Content starts

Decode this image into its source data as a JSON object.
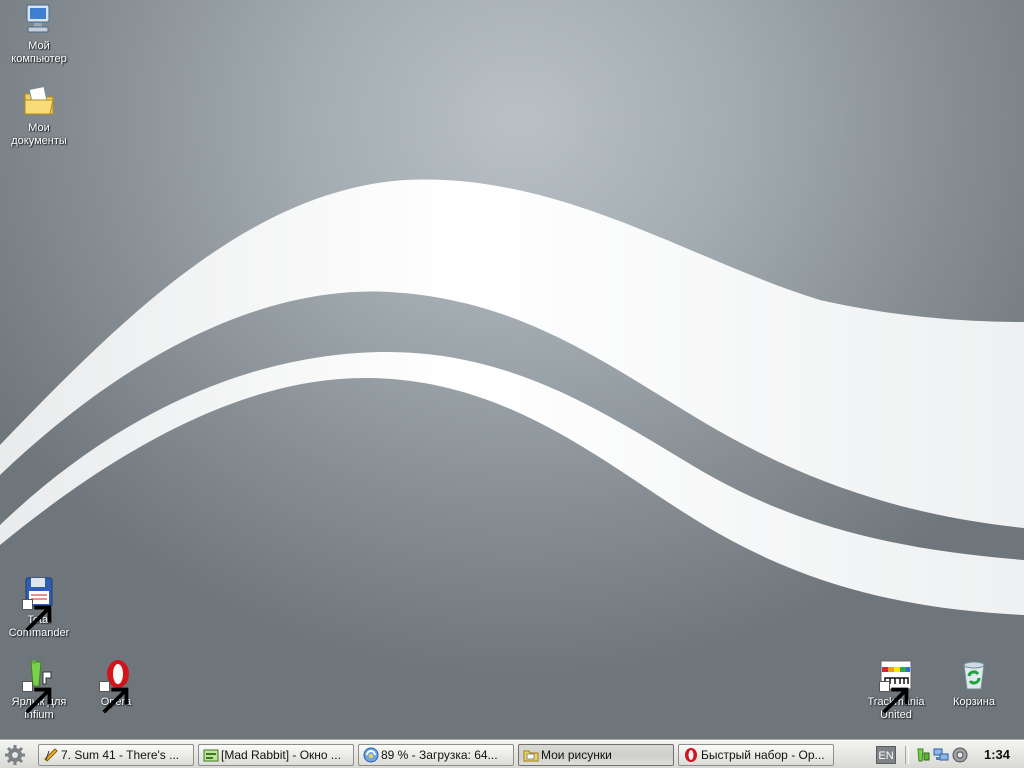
{
  "desktop": {
    "icons": [
      {
        "label": "Мой компьютер",
        "icon": "computer-icon"
      },
      {
        "label": "Мои документы",
        "icon": "documents-folder-icon"
      },
      {
        "label": "Total Commander",
        "icon": "floppy-disk-icon"
      },
      {
        "label": "Ярлык для infium",
        "icon": "infium-icon"
      },
      {
        "label": "Opera",
        "icon": "opera-icon"
      },
      {
        "label": "Trackmania United",
        "icon": "trackmania-icon"
      },
      {
        "label": "Корзина",
        "icon": "recycle-bin-icon"
      }
    ]
  },
  "taskbar": {
    "start_icon": "start-gear-icon",
    "tasks": [
      {
        "label": "7. Sum 41 - There's ...",
        "icon": "winamp-icon",
        "active": false
      },
      {
        "label": "[Mad Rabbit] - Окно ...",
        "icon": "chat-window-icon",
        "active": false
      },
      {
        "label": "89 % - Загрузка: 64...",
        "icon": "download-icon",
        "active": false
      },
      {
        "label": "Мои рисунки",
        "icon": "folder-icon",
        "active": true
      },
      {
        "label": "Быстрый набор - Op...",
        "icon": "opera-icon",
        "active": false
      }
    ],
    "language": "EN",
    "tray": [
      "infium-tray-icon",
      "network-tray-icon",
      "volume-tray-icon"
    ],
    "clock": "1:34"
  },
  "colors": {
    "wallpaper": "#9aa3a8",
    "wave": "#f4f5f5",
    "taskbar": "#e6e6e3"
  }
}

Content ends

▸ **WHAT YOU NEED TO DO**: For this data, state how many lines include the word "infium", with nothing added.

▸ **REPLY TO THE EXERCISE**: 3